A few years ago I was struck by something that I read in Adam Gopnik's Paris to the Moon, a book about he and his fellow New Yorker wife's move to France with their young son:
It is, perhaps, a truth of expatriate children that rather than grow up with two civilizations, they grow up with less than one, unable somehow to plug in the civilization at home with the big one around. They grow up, we have noticed with other kids, achingly polite, and watchful and skilled, "adult," and guarded.
Me in a nutshell.
It seems that my experience of being a non-native speaker in a world of Swiss kindergartners has stayed with me. I am usually cautious with my words and often wondering about how the person at the other end of the conversation may be receiving them.
Growing up I sometimes felt different than most of my childhood peers in American classrooms who had never traveled out of "their own world". On the other hand, it was clear to me that I was certainly far from being Swiss. I had received the gift of living in the midst of both cultures, and they were a part of me, yet I didn't feel that I fit perfectly into either one.
The experience of living in the midst of a new language and culture during such a formative time of my life is one of the reasons that I value the study of our world and its many fascinating geographical regions, cultures, languages and histories, including that of my own family history.
I have tried to give my children this same appreciation and I am thankful that they seem to value the world and its variations as much as I do.

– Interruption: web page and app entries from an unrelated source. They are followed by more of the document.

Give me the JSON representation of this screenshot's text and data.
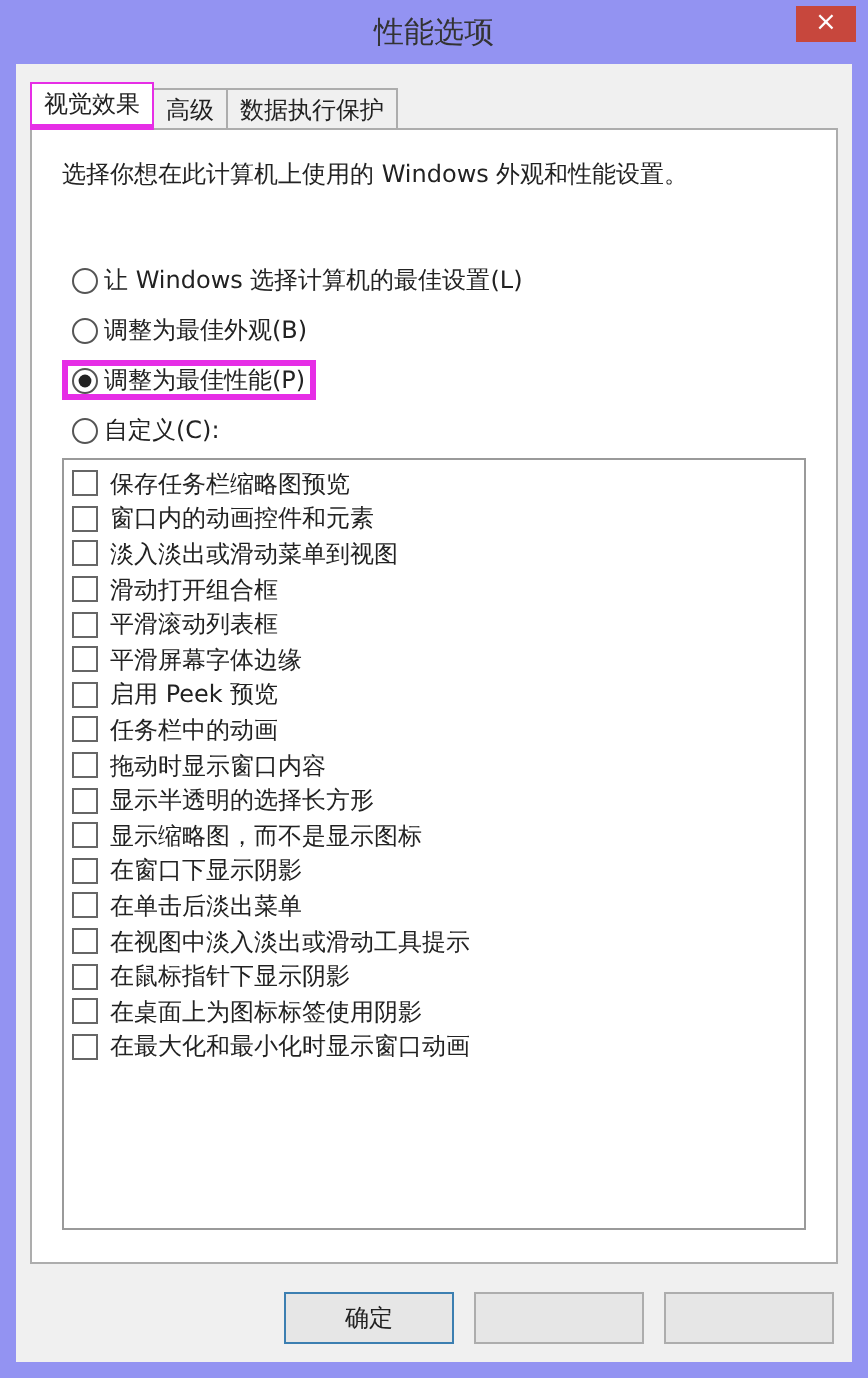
{
  "window": {
    "title": "性能选项",
    "close": "×"
  },
  "tabs": [
    {
      "label": "视觉效果",
      "selected": true,
      "highlighted": true
    },
    {
      "label": "高级",
      "selected": false,
      "highlighted": false
    },
    {
      "label": "数据执行保护",
      "selected": false,
      "highlighted": false
    }
  ],
  "description": "选择你想在此计算机上使用的 Windows 外观和性能设置。",
  "options": [
    {
      "label": "让 Windows 选择计算机的最佳设置(L)",
      "selected": false,
      "highlighted": false
    },
    {
      "label": "调整为最佳外观(B)",
      "selected": false,
      "highlighted": false
    },
    {
      "label": "调整为最佳性能(P)",
      "selected": true,
      "highlighted": true
    },
    {
      "label": "自定义(C):",
      "selected": false,
      "highlighted": false
    }
  ],
  "effects": [
    {
      "label": "保存任务栏缩略图预览",
      "checked": false
    },
    {
      "label": "窗口内的动画控件和元素",
      "checked": false
    },
    {
      "label": "淡入淡出或滑动菜单到视图",
      "checked": false
    },
    {
      "label": "滑动打开组合框",
      "checked": false
    },
    {
      "label": "平滑滚动列表框",
      "checked": false
    },
    {
      "label": "平滑屏幕字体边缘",
      "checked": false
    },
    {
      "label": "启用 Peek 预览",
      "checked": false
    },
    {
      "label": "任务栏中的动画",
      "checked": false
    },
    {
      "label": "拖动时显示窗口内容",
      "checked": false
    },
    {
      "label": "显示半透明的选择长方形",
      "checked": false
    },
    {
      "label": "显示缩略图，而不是显示图标",
      "checked": false
    },
    {
      "label": "在窗口下显示阴影",
      "checked": false
    },
    {
      "label": "在单击后淡出菜单",
      "checked": false
    },
    {
      "label": "在视图中淡入淡出或滑动工具提示",
      "checked": false
    },
    {
      "label": "在鼠标指针下显示阴影",
      "checked": false
    },
    {
      "label": "在桌面上为图标标签使用阴影",
      "checked": false
    },
    {
      "label": "在最大化和最小化时显示窗口动画",
      "checked": false
    }
  ],
  "buttons": [
    {
      "kind": "text",
      "label": "确定"
    },
    {
      "kind": "blank"
    },
    {
      "kind": "blank"
    }
  ]
}
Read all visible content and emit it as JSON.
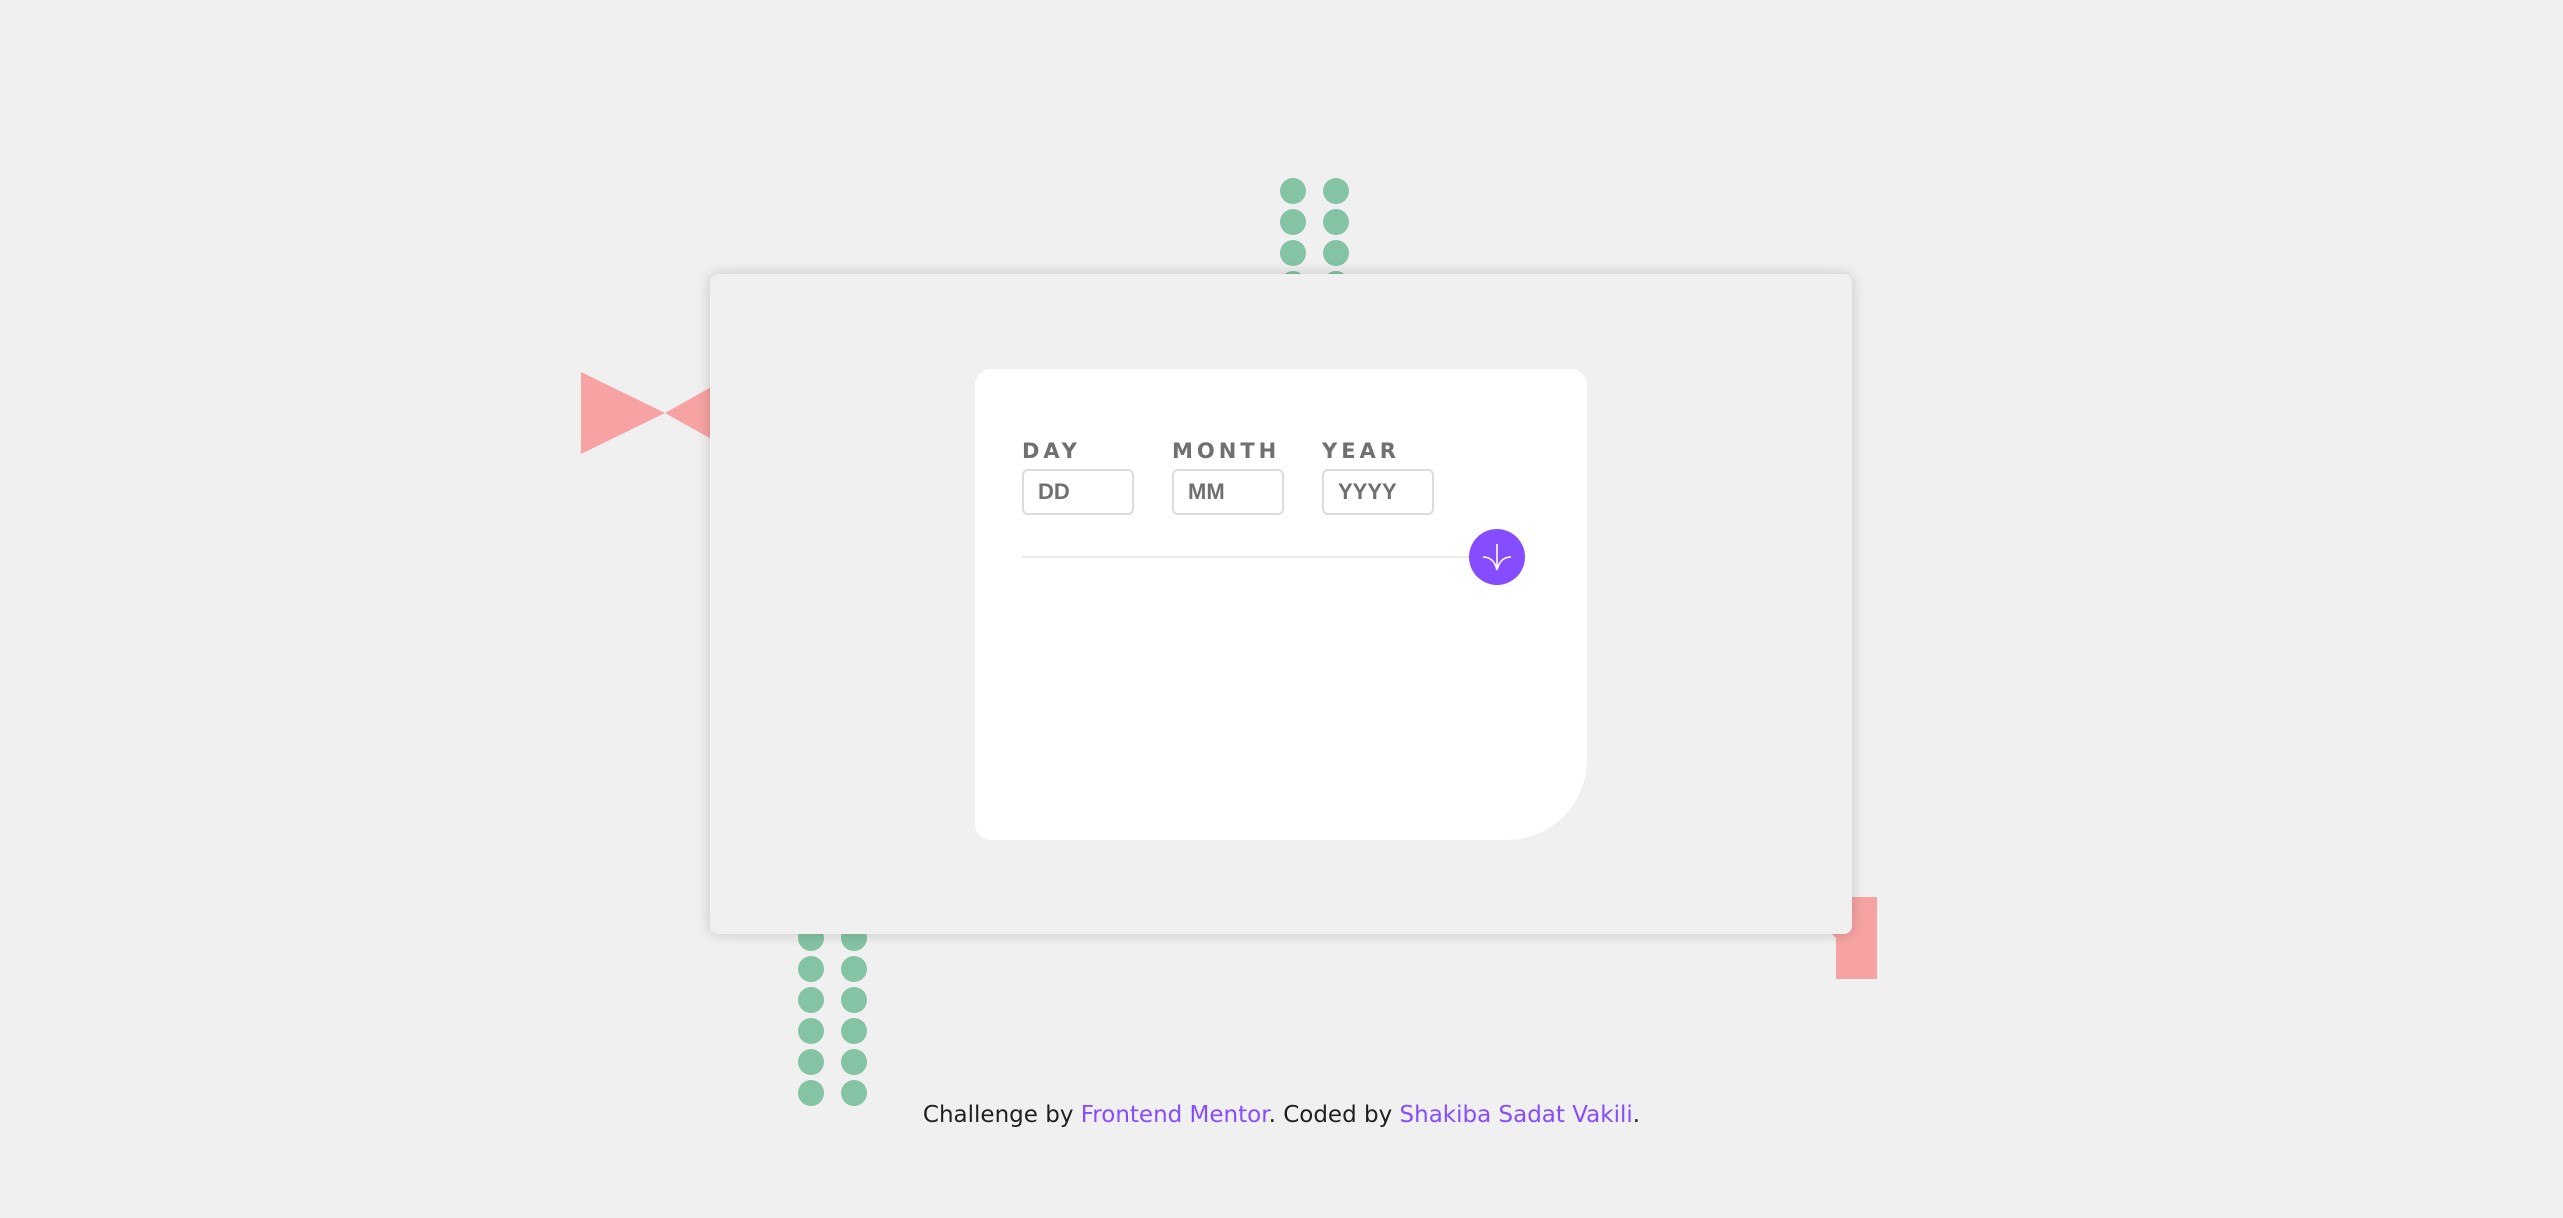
{
  "form": {
    "fields": [
      {
        "label": "DAY",
        "placeholder": "DD"
      },
      {
        "label": "MONTH",
        "placeholder": "MM"
      },
      {
        "label": "YEAR",
        "placeholder": "YYYY"
      }
    ],
    "submit_icon": "arrow-down-icon"
  },
  "footer": {
    "prefix": "Challenge by ",
    "link1": "Frontend Mentor",
    "middle": ". Coded by ",
    "link2": "Shakiba Sadat Vakili",
    "suffix": "."
  },
  "colors": {
    "accent": "#854dff",
    "dots": "#84c3a3",
    "triangles": "#f7a3a3",
    "background": "#f0f0f0",
    "label": "#716f6f"
  }
}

One of my children has qualified for the third time this year to compete at the state level of the National Geographic Bee. I am proud of her accomplishments and happy to see all of my children sharing my love for other cultures and peoples of the world.
The Hungarian-Croatian branch of my family that I have written about here at 100 Years in America has been in the United States for more than a century.
Personally, I've spent most of my life here.
Yet I have always lived with the knowledge that there is a great big world out there, and though it may sometimes seem so, America is not necessarily the center of it.
To all my friends and readers throughout the world: "Hello!" and "Grüezi!" to you from my corner of the earth to yours.